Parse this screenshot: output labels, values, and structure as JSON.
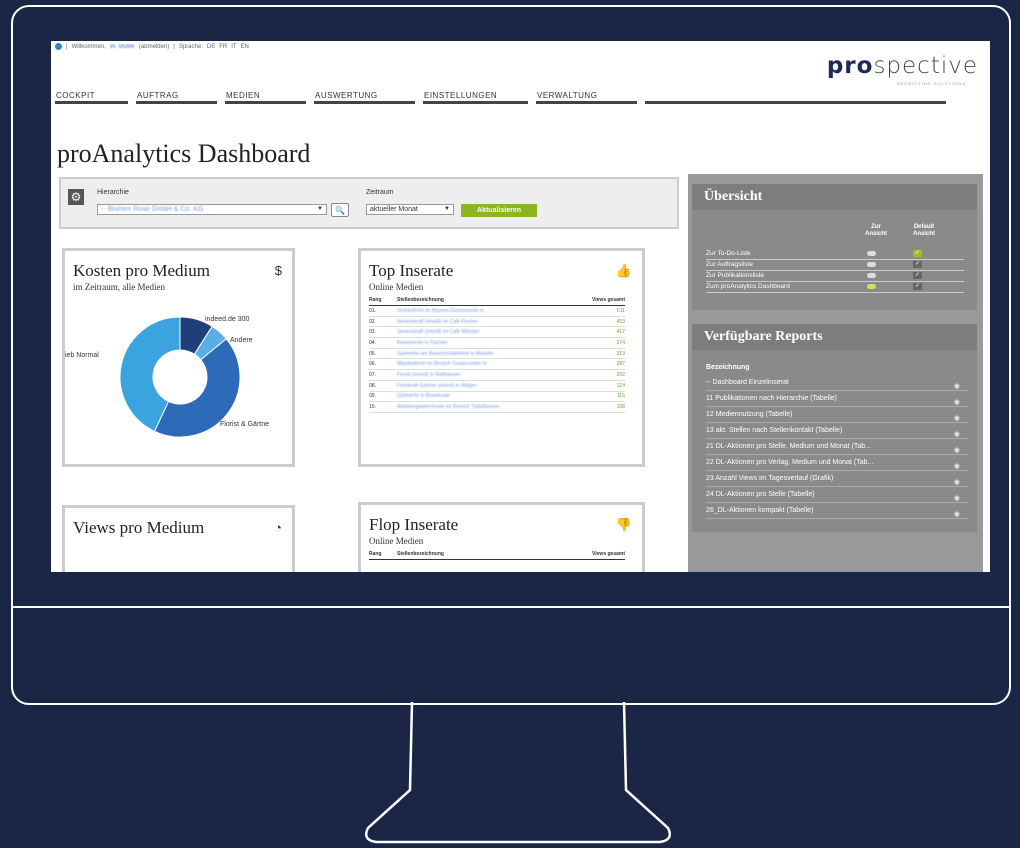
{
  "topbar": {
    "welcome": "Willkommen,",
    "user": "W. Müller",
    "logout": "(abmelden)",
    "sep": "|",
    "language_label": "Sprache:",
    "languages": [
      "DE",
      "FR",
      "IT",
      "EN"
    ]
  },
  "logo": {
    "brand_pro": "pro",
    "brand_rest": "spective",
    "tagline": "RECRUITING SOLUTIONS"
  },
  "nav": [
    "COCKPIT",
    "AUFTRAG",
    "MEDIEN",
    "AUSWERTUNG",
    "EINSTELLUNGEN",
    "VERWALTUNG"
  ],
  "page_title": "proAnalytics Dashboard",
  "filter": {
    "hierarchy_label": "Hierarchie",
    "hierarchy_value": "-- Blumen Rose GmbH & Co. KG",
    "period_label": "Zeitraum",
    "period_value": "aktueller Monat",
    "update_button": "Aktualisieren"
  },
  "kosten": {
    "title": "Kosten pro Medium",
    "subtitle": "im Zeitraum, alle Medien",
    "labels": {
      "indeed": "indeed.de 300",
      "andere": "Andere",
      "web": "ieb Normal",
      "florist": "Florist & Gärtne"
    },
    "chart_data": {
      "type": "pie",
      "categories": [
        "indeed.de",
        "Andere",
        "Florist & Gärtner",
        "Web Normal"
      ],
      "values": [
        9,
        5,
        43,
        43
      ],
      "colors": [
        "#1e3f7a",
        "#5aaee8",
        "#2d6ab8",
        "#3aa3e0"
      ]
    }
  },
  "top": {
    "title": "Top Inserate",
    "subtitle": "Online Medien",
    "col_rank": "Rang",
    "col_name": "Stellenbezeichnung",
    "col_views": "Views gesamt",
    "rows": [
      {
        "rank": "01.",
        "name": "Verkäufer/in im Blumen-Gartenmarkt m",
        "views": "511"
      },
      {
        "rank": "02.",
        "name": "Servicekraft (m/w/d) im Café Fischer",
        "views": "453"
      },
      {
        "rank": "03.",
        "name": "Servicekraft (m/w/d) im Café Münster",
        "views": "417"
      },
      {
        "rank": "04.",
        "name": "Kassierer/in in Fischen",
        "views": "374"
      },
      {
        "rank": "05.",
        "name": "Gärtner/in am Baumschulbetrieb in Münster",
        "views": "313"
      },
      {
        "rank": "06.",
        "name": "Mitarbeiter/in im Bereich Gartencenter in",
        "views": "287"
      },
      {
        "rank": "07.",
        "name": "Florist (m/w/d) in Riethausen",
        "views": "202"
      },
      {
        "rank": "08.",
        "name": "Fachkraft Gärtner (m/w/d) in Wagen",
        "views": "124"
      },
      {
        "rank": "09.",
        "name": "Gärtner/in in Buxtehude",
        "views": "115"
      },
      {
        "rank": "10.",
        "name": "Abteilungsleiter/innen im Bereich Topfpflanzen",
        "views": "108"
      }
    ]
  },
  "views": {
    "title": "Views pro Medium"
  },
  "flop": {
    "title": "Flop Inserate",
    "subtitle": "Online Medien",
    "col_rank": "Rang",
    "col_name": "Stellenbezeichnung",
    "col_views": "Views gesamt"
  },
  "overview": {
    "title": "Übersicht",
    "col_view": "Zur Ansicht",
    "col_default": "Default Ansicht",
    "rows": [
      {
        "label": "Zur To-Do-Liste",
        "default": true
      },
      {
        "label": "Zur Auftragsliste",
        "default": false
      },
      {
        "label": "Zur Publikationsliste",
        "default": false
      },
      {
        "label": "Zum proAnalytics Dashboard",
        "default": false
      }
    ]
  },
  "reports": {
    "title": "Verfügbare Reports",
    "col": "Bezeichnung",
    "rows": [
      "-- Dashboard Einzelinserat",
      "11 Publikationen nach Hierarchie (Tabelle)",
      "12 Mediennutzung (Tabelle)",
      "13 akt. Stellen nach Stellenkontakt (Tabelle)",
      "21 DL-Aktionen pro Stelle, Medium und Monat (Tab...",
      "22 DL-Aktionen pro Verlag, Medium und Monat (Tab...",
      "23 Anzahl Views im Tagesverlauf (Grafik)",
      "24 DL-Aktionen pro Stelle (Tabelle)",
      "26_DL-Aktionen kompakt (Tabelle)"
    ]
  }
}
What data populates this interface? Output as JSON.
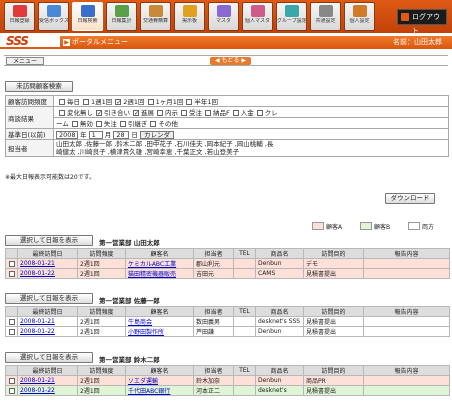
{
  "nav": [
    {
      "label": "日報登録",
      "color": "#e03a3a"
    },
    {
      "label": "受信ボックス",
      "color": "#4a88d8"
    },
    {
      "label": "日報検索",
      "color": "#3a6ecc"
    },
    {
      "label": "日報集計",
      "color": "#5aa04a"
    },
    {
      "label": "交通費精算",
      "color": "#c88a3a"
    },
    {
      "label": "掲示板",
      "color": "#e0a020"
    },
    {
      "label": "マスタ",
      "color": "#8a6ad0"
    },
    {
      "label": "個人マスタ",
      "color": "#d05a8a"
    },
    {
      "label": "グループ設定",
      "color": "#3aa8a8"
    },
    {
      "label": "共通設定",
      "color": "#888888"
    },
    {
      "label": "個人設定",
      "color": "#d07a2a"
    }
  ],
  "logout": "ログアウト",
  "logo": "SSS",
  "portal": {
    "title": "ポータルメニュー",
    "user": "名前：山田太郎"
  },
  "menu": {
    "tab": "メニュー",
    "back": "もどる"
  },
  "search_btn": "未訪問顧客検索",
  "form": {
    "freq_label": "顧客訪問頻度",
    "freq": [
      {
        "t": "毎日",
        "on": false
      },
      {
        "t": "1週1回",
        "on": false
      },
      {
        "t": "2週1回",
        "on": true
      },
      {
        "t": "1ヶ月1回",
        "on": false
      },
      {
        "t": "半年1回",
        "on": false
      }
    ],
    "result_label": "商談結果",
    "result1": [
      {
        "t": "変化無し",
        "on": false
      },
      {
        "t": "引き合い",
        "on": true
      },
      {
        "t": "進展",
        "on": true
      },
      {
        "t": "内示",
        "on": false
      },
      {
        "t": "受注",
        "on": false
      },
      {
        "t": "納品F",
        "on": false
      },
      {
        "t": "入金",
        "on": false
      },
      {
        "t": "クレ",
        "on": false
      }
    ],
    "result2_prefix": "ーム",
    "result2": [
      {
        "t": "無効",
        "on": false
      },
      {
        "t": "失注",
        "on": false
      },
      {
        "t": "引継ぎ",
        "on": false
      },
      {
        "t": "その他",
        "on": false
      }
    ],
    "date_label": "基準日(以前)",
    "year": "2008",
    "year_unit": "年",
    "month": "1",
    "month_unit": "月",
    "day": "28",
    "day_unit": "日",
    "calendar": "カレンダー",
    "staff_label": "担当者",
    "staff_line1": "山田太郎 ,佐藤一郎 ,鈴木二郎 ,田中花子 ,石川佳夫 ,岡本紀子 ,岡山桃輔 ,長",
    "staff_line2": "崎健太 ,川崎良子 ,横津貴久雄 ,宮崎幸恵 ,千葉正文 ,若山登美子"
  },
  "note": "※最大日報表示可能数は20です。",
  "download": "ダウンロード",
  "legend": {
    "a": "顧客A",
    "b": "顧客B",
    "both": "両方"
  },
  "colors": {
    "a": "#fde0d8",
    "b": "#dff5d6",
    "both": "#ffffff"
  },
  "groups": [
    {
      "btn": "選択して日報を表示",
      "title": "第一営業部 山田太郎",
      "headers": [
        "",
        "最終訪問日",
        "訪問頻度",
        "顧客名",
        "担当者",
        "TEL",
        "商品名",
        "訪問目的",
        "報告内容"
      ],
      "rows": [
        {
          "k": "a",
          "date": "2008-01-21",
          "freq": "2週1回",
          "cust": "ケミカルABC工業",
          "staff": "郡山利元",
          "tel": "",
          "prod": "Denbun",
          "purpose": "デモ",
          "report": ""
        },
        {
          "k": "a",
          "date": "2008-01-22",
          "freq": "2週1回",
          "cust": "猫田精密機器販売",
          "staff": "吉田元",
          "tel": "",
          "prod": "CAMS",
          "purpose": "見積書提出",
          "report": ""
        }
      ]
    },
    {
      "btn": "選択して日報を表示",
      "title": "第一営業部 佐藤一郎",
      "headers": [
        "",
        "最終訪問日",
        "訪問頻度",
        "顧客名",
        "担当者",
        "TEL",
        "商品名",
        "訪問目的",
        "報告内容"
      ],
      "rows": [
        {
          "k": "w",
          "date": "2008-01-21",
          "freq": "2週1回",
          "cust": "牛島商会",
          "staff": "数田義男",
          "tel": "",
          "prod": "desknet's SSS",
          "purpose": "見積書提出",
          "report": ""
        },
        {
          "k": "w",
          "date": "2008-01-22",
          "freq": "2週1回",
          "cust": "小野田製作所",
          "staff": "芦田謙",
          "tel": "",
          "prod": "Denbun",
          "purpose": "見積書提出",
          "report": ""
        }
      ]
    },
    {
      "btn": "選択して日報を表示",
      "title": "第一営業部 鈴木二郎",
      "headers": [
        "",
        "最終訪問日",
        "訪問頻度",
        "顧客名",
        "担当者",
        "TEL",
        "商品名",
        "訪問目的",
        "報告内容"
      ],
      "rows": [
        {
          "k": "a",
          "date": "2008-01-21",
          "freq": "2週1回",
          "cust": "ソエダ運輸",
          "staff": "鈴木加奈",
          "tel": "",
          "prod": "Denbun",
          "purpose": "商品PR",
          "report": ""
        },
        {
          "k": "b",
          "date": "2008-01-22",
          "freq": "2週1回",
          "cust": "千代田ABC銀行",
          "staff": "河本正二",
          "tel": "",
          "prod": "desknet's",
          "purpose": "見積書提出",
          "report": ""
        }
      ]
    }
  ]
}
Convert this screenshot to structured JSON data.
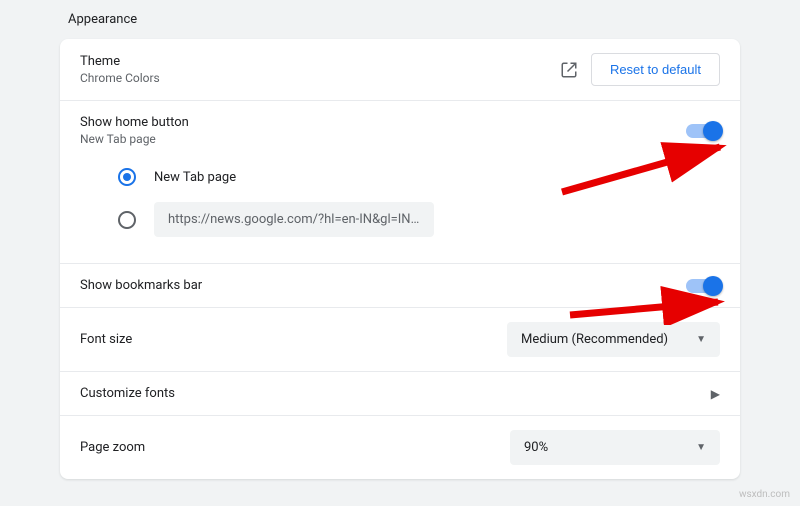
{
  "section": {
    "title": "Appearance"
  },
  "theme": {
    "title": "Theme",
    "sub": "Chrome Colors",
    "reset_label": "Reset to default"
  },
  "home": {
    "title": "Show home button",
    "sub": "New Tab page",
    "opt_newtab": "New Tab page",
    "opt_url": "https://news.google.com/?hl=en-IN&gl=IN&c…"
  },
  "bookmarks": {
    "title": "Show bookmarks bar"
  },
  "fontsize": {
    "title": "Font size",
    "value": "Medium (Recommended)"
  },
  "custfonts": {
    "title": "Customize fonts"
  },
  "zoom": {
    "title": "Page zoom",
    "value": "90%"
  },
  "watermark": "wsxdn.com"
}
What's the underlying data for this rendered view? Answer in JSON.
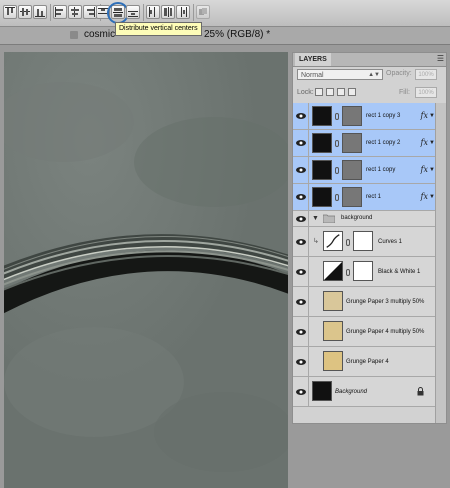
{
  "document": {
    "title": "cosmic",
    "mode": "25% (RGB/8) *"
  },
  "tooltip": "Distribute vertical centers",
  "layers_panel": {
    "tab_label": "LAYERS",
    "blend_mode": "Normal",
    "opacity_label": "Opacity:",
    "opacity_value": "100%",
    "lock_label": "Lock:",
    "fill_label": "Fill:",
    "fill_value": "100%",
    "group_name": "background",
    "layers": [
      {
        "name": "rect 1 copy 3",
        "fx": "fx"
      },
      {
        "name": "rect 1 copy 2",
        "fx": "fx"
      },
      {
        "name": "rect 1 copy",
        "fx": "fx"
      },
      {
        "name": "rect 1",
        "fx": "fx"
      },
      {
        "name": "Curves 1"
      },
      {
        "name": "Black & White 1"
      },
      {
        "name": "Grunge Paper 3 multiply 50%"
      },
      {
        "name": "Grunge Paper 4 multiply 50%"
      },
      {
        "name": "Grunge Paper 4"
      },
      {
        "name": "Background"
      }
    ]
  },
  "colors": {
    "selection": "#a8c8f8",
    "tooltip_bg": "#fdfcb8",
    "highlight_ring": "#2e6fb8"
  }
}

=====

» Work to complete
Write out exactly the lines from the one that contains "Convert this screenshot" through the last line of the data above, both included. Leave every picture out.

» Answer box
Convert this screenshot to structured JSON data.
{
  "section": {
    "title": "Appearance"
  },
  "theme": {
    "title": "Theme",
    "sub": "Chrome Colors",
    "reset_label": "Reset to default"
  },
  "home": {
    "title": "Show home button",
    "sub": "New Tab page",
    "opt_newtab": "New Tab page",
    "opt_url": "https://news.google.com/?hl=en-IN&gl=IN&c…"
  },
  "bookmarks": {
    "title": "Show bookmarks bar"
  },
  "fontsize": {
    "title": "Font size",
    "value": "Medium (Recommended)"
  },
  "custfonts": {
    "title": "Customize fonts"
  },
  "zoom": {
    "title": "Page zoom",
    "value": "90%"
  },
  "watermark": "wsxdn.com"
}
What's the underlying data for this rendered view? Answer in JSON.
{
  "document": {
    "title": "cosmic",
    "mode": "25% (RGB/8) *"
  },
  "tooltip": "Distribute vertical centers",
  "layers_panel": {
    "tab_label": "LAYERS",
    "blend_mode": "Normal",
    "opacity_label": "Opacity:",
    "opacity_value": "100%",
    "lock_label": "Lock:",
    "fill_label": "Fill:",
    "fill_value": "100%",
    "group_name": "background",
    "layers": [
      {
        "name": "rect 1 copy 3",
        "fx": "fx"
      },
      {
        "name": "rect 1 copy 2",
        "fx": "fx"
      },
      {
        "name": "rect 1 copy",
        "fx": "fx"
      },
      {
        "name": "rect 1",
        "fx": "fx"
      },
      {
        "name": "Curves 1"
      },
      {
        "name": "Black & White 1"
      },
      {
        "name": "Grunge Paper 3 multiply 50%"
      },
      {
        "name": "Grunge Paper 4 multiply 50%"
      },
      {
        "name": "Grunge Paper 4"
      },
      {
        "name": "Background"
      }
    ]
  },
  "colors": {
    "selection": "#a8c8f8",
    "tooltip_bg": "#fdfcb8",
    "highlight_ring": "#2e6fb8"
  }
}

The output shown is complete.